Intro: How to Make a Coin Box
In this Instructable I'm going to show you how I made some coin boxes out of white oak for some relatives of mine that are coin collectors and Tennessee Vol fans! (Hence the orange dye stain)
For more details, you watch the video above or read the in depth article on my website.
Disclaimer: This article contains affiliate links.
Step 1: Collect Materials
I made my boxes out of some rough 4/4 white oak I had on hand. But if you're not set up to work with rough lumber then find some 1/4" or 3/8" thick stock at your home improvement center.
The materials I used were:
The tools I used were:
*only needed if you're working with rough lumber.
Step 2: Break Down Your Lumber
The first step is breaking down your lumber!
If you're using rough lumber, you'll need to mill it to size. I jointed, planed, ripped, and re-sawed mine to about 3/8" thick for the sides, and 1/4" for the top and bottom. Then cut the pieces to length.
If you're working with ready to use lumber, just cut it to the width and lengths needed for whatever size you want your box to be.
Step 3: Miter the Sides
Step 4: Cut in the Dadoes
I used a flat tooth rip blade in my table saw to cut the dadoes for the top and bottom of the box. I also cut the top of the front pieces of the boxes so there would be a place for the top to slide in and out (skip ahead and look at the pics if this doesn't make sense).
Step 5: Glue Up the Sides and Bottom
Before gluing I sanded the inside, this will be a lot harder after the glue up! Then I taped off the inside to make cleaning up any glue squeeze out a lot easier.
For a small box like this, tape gives ample clamping pressure so I prepped all the corner with tape before applying and spreading the glue.
Once the glue is on, I inserted the bottom into the dado, wrapped up the box and secured the last corner with tape.
Step 6: Prep the Box for Finish
Before finishing the top piece and applying finish, I remove all the tape and give the outside of the box a good sanding. I take this opportunity to break all the corners so they're not too sharp.
Step 7: Finishing Touches on the Top
I insert the top into the dado and mark how long it needs to be before cutting it to length.
Then I beveled the edges with a hand plane so it'll slide a little easier in the dadoes.
Next up is a finger hole to make it easier to pull out the top, I used a 5/8" forstner bit for this.
Then sand, sand, sand!
Step 8: Apply Finish!
I wanted to dye this orange because I made them for some Tennessee Vols fans, so I put on two coats of orange dye stain.
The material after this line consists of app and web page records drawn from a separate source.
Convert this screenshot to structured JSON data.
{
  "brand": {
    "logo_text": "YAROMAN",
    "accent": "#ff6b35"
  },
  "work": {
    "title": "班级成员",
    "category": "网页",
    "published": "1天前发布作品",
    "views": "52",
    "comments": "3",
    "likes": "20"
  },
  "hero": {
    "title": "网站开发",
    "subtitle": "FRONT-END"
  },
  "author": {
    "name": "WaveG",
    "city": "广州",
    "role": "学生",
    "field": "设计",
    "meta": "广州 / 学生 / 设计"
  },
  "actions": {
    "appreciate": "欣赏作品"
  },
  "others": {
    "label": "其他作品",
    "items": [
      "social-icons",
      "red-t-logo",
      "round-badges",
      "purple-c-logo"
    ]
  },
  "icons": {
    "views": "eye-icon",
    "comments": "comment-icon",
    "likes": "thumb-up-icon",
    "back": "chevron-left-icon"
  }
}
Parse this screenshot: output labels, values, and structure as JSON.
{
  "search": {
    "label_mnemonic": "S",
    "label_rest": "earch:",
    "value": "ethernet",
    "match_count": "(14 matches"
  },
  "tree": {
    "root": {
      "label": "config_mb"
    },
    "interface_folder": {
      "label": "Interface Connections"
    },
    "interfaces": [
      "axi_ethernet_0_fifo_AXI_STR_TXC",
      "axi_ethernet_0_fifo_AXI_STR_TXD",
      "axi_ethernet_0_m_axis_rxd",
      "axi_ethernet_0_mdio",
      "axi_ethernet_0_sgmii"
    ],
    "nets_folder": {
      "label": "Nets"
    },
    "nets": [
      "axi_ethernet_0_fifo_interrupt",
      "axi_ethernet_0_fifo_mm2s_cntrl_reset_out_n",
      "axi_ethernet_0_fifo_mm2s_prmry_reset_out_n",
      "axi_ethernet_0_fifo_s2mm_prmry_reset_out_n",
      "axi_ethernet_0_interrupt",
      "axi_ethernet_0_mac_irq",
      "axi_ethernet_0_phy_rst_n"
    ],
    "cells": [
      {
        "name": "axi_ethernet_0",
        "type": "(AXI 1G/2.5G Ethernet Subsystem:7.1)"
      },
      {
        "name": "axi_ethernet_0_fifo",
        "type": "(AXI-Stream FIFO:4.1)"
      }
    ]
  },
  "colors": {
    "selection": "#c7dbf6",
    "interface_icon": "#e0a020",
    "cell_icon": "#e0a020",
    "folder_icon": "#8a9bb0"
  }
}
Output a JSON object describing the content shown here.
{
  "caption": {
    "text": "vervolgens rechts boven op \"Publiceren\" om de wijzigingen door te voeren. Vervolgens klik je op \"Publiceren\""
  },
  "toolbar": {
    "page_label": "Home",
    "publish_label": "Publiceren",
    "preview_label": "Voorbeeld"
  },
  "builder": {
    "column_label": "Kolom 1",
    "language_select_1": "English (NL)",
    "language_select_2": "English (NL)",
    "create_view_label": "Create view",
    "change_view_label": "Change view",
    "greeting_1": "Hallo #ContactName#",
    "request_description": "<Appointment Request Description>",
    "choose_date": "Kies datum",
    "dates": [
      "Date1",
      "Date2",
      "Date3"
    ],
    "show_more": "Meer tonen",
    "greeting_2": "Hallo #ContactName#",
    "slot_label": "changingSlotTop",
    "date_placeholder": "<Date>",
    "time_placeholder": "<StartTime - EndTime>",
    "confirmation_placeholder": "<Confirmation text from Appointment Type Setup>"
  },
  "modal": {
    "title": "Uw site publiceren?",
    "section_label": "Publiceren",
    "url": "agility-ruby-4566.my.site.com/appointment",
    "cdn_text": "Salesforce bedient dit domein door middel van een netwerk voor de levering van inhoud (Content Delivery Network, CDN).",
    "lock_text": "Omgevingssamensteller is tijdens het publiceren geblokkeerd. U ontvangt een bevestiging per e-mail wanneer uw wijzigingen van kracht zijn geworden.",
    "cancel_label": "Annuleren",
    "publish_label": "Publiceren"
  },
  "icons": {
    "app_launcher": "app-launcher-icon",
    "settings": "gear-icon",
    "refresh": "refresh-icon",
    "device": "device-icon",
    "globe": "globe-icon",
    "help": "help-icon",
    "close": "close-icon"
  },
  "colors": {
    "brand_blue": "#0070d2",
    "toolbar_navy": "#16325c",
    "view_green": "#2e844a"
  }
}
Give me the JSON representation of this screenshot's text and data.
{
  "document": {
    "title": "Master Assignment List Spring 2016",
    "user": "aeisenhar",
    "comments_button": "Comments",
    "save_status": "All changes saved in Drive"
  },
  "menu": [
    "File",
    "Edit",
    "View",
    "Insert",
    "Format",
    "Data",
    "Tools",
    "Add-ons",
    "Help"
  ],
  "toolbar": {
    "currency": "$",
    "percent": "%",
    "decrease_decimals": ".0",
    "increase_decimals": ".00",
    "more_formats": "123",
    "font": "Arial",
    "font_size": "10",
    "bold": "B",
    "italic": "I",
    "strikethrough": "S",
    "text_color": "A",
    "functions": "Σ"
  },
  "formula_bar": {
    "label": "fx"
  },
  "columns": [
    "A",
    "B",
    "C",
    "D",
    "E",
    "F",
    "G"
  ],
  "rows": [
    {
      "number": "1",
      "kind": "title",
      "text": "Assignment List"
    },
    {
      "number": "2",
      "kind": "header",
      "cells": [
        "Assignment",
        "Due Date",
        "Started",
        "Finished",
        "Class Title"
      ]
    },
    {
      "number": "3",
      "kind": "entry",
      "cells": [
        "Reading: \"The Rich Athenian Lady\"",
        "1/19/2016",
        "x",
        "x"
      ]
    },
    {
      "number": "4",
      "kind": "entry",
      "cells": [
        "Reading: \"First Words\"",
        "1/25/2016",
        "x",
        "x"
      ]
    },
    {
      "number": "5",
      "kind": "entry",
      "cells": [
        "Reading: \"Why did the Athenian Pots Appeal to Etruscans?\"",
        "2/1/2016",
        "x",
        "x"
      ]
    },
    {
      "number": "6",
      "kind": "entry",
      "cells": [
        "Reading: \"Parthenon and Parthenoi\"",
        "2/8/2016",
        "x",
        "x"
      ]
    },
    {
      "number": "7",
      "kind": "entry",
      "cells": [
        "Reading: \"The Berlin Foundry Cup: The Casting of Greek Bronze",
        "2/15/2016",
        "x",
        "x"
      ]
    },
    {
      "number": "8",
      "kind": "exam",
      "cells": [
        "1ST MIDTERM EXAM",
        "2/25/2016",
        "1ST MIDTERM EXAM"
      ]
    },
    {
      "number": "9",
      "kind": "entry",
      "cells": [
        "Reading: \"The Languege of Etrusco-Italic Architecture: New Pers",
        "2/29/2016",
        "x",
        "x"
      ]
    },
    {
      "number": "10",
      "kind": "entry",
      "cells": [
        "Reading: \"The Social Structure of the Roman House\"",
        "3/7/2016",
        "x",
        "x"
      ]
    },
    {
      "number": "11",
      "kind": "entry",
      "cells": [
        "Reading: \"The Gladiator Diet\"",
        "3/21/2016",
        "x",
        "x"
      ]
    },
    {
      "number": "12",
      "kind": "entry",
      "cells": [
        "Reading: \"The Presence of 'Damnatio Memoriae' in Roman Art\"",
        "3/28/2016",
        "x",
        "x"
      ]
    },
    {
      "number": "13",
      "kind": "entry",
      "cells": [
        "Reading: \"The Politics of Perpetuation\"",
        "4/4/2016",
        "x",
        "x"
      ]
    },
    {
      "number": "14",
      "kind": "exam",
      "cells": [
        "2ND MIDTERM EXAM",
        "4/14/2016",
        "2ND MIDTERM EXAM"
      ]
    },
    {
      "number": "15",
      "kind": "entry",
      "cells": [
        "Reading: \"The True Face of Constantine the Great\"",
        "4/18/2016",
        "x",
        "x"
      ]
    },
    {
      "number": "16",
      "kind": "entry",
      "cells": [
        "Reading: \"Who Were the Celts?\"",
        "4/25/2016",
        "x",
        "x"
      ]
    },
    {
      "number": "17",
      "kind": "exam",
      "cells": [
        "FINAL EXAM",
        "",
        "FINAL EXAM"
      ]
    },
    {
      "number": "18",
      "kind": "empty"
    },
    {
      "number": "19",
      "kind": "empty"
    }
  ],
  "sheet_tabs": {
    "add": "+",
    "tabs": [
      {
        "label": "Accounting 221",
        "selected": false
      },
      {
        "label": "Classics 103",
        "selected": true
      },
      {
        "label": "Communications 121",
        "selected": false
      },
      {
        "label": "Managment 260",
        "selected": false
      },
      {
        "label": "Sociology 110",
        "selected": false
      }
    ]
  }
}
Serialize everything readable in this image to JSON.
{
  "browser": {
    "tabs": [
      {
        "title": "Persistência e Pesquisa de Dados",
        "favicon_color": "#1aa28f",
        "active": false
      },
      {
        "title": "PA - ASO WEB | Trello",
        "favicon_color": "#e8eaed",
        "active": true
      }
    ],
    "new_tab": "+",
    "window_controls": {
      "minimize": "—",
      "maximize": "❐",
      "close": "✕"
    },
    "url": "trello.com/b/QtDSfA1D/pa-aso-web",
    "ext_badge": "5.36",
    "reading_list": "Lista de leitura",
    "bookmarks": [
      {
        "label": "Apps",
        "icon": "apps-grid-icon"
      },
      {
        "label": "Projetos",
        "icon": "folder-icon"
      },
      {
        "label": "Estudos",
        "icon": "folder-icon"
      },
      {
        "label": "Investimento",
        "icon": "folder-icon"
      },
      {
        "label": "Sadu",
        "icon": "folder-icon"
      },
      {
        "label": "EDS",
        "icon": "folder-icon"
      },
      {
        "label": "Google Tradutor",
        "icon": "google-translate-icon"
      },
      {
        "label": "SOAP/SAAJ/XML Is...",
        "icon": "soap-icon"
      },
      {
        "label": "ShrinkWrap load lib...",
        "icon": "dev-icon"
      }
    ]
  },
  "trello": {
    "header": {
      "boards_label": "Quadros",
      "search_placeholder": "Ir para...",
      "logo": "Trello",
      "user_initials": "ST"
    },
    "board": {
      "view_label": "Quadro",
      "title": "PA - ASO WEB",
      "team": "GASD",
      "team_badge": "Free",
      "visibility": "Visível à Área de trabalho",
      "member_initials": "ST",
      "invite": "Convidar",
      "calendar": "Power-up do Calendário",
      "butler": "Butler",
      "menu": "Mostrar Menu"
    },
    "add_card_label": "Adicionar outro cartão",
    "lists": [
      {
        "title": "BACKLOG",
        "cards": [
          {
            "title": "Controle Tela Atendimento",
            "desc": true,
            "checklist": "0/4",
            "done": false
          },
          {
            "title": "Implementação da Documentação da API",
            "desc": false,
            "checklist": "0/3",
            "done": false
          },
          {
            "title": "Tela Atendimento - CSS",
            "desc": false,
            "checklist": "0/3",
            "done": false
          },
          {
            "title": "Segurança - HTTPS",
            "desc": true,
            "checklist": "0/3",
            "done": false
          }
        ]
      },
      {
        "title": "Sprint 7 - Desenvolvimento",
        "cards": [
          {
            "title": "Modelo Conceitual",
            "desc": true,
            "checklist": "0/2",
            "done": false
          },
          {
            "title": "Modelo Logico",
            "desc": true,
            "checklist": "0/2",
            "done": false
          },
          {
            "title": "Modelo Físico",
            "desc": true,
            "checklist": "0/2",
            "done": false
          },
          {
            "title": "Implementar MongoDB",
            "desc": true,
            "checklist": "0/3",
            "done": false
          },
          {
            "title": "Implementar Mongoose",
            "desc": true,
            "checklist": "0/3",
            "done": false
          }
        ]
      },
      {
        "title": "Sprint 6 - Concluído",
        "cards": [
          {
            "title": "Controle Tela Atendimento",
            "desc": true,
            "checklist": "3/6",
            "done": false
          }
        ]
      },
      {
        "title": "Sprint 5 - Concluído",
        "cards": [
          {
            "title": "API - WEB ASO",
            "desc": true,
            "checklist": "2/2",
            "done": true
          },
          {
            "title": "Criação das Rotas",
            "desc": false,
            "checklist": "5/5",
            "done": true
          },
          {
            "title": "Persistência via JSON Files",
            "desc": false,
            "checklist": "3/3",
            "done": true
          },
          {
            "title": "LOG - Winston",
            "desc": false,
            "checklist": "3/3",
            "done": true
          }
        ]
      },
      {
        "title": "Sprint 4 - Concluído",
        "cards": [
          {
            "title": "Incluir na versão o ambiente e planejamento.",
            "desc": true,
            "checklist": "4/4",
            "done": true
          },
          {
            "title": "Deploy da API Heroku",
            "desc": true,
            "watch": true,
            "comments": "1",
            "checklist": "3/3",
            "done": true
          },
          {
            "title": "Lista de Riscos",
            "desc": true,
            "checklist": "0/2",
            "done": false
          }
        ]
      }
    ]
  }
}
I like the way dye stain doesn't hide the grain but helps the rays pop!
The stain doesn't offer any protection though, so I hit it with several coats of spray lacquer. Make sure to do this somewhere with plenty of ventilation.
Step 9: Enjoy!
They're all done, so now it's time to load them up with coins, give them away, or do whatever you made them for! Hope you enjoyed this!